  10. Weak general malaise, like a mild case of the flu Less-well-formed stool, and often more BMs, although still one big one per day Anus/lower rectum feels dry and irritated (no joke!... this usually onsets later on, perhaps from the gluten leaving my system?) More gas (still not as much as before going on the diet, but the smell is worse) Problems concentrating Weakness in the gym There you have it, my symptoms. I got a small dose of gluten this week so they're here with me right now to some extent.
  11. Why Am I Getting Worse?

    I've been on the gluten-free diet for about one year now, and it's been a bumpy road. Like you, I got better quite soon after starting the diet, but problems reared their ugly head after a while. This past August I had a few wheat-free protein shakes that must've been malted ("natural flavoring"). They completely ruined me for about a month (Now I get VitaminWorld-brand protein and creatine - it's labeled gluten-free, among other things). Anyway, for at least a month my "digestive tract health" (to put it politely) was awful. For two weeks of that month it got bad enough to get me really worried. Thankfully, I recovered over time, and have never had another accidental gluten-ingestion on par with that. The gluten-free diet can still be painful, but it is getting a bit easier. There is a large repertoire of foods out there for us. I've thankfully never had to endure rehabilitation therapy, but I'd compare going onto the gluten-free diet as the dietary equivalent to those unfortunate people who have to learn how to walk all over again. It's slow and painful, but eventually the way becomes second nature and you adapt.
  12. I also eat Quaker Quick Grits every morning, and I don't seem to be having trouble with them. P.S. Go Gators! 34-7
  13. Energy Please.

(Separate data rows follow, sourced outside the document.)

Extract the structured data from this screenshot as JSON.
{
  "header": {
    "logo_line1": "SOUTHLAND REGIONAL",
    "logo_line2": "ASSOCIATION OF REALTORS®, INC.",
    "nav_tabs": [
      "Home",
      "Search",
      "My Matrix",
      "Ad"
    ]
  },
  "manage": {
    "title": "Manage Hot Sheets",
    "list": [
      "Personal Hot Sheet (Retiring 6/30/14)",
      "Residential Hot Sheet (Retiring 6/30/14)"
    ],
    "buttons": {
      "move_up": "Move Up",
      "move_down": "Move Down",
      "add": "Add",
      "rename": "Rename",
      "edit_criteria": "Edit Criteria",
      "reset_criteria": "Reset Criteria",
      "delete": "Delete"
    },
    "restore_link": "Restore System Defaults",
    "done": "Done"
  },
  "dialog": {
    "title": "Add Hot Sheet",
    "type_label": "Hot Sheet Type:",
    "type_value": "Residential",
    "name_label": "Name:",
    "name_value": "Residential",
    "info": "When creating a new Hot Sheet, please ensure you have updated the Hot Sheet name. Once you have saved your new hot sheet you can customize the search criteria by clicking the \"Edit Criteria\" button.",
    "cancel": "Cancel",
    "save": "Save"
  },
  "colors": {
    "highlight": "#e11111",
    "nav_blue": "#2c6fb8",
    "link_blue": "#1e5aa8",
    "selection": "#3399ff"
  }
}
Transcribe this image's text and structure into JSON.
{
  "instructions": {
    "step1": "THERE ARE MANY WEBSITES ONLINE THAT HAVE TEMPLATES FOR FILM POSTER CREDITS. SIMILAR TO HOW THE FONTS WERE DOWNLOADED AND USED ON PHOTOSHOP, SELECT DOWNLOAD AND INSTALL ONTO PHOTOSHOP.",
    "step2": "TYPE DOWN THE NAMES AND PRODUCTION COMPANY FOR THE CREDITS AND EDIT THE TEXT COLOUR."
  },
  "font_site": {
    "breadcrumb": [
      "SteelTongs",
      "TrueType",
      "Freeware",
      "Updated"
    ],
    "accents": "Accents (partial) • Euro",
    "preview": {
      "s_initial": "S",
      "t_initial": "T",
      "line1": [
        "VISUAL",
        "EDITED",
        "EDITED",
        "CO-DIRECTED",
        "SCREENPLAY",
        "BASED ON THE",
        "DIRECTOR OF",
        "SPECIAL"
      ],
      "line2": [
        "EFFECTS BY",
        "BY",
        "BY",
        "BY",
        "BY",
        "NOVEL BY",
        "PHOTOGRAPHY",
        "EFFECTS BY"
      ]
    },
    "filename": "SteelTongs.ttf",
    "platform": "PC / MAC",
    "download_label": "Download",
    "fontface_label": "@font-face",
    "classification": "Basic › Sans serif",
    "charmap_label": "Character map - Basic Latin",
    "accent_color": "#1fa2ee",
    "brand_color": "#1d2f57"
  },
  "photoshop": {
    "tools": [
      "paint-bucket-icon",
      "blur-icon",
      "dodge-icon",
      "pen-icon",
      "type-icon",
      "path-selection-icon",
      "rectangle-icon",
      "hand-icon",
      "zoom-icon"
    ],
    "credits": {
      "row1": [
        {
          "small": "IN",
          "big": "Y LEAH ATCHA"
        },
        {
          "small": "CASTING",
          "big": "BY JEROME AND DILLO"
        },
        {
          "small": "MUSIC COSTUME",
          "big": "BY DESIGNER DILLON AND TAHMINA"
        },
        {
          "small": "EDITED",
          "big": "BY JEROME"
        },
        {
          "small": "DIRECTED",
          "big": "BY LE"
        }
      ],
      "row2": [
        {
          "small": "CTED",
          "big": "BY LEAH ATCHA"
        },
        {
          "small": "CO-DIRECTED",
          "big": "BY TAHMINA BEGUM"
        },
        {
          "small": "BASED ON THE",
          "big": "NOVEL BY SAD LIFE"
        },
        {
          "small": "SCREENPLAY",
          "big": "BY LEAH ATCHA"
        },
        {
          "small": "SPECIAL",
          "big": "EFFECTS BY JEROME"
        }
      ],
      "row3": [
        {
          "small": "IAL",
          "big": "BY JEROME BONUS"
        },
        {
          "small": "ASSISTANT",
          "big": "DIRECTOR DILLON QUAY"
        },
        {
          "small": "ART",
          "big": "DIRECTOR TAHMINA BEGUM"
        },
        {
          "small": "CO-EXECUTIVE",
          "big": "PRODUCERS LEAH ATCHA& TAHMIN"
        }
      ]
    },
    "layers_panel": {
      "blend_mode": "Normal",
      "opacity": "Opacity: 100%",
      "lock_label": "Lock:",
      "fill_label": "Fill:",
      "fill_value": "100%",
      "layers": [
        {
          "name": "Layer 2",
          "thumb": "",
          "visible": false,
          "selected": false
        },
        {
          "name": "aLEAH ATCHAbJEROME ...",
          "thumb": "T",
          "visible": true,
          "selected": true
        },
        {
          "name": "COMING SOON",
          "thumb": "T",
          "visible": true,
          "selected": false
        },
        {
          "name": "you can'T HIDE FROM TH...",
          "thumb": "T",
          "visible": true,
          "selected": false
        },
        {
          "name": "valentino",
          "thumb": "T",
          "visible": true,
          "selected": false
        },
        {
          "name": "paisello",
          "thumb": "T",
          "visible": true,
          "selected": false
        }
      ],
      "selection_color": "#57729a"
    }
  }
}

    I've not read through the other replies, but here's my advice: -Get tests done to determine whether you have nutrient deficiencies. Anemia being the key one to check for. If you do have anemia, then some iron ought to help things. -'Think Thin' is an energy/protein bar you can get here in the United States. At Wal-Mart, they sell for about $1.50 per bar, which isn't bad, because they're the highlight of my day, food-wise. Gluten-free, of course. They go great with my morning coffee. Packed with protein and a host of nutrients. Very good stuff, and my recommendation if you're considering a daily energy bar (try the peanut butter crunch.... oh yeah ). - I take a number of supplements: L-glutamine, Selenium, Calcium, Magnesium, Zinc, and a Multivitamin. The Selenium and Zinc are a couple that I'll probably phase out of using, but the others I plan on sticking with. If there's only one of these that you should take, it's definitely the multivitamin. Centrum is gluten-free. - I also take Lactobacillus probiotic tablets with my big meals. I feel better when taking these everyday. It may just be psychosomatic, but some reports state that they help with the leaky gut suffered by those with Celiac disease. Who knows. They're cheap, and harmless at worst, and beneficial at best. I'm not always energetic (who is?), but I find that plenty of sleep, plenty of food, and the supplements to my diet listed above help keep my energy high. Since going gluten-free and learning the ropes of the lifestyle, things have gotten better in the gym, and I'm much stronger than I was when chowing down on high-calorie, gluten-rich foods.
  14. What's For Lunch?

    Sandwich (gluten-free tapioca or rice bread) ^ This is my most common lunch. Otherwise, it's reheated leftovers (chicken and rice, gluten-free spaghetti, etc.) Lunch is definitely a pain, but so are all meals...
  15. Depression

    I don't see myself as having 'chronic depression', but I do get bummed out fairly frequently by the diet. It's a heavy burden in a world where wheat is basically the king.